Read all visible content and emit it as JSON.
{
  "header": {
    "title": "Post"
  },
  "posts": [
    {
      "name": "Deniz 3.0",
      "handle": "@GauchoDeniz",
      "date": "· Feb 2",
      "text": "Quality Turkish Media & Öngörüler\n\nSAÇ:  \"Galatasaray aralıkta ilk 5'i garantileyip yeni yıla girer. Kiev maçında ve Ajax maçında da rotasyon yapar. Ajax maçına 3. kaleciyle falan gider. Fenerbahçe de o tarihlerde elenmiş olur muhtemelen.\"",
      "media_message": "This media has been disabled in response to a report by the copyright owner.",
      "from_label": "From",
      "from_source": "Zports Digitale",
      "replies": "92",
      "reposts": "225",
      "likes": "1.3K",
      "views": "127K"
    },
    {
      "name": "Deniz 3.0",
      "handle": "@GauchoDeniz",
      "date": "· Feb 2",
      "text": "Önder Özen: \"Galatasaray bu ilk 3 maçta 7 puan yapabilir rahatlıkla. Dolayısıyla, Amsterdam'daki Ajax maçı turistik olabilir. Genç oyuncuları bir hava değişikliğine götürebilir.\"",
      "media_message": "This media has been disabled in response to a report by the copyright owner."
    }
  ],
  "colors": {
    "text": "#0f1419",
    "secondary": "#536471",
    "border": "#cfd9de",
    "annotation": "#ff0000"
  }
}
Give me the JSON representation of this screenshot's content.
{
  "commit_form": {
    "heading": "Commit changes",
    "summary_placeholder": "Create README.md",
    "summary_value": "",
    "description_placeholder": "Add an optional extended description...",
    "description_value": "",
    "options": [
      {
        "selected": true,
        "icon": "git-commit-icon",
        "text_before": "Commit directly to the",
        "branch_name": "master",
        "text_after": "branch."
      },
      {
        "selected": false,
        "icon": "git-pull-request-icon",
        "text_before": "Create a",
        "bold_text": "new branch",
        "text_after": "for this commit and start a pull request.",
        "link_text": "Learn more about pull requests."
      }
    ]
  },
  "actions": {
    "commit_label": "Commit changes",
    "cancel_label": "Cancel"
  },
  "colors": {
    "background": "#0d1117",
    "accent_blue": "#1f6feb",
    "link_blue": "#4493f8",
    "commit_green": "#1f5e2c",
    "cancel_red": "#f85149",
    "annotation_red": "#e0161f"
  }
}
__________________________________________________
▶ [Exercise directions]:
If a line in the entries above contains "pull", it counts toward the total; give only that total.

▶ [Exercise output]:
3